### Problem description
Pull every line from the records that has the word "icon" in it.

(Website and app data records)
****************************************

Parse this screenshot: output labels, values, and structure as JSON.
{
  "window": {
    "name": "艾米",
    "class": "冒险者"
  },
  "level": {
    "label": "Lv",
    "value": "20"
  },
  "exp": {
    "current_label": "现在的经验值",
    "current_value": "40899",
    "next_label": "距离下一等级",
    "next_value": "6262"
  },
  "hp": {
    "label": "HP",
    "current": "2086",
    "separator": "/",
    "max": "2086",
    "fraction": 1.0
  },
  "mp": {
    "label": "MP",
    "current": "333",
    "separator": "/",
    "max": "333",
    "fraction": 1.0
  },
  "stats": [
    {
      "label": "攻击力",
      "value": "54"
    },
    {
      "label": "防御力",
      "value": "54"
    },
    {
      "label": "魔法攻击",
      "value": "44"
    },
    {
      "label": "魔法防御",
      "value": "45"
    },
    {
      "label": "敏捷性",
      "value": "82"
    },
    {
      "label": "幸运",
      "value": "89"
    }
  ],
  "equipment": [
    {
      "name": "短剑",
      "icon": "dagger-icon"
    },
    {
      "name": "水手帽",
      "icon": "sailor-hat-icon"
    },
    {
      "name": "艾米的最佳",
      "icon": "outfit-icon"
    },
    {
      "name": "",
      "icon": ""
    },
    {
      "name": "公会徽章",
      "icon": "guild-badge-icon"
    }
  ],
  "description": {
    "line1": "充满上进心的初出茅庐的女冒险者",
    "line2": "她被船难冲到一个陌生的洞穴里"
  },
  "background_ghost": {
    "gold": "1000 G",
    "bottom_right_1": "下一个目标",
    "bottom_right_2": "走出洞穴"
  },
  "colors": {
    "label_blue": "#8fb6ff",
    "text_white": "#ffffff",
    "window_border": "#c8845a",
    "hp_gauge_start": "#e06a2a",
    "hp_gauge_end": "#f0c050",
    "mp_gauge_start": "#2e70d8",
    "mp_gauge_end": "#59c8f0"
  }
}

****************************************

### Exercise output
      "icon": "dagger-icon"
      "icon": "sailor-hat-icon"
      "icon": "outfit-icon"
      "icon": ""
      "icon": "guild-badge-icon"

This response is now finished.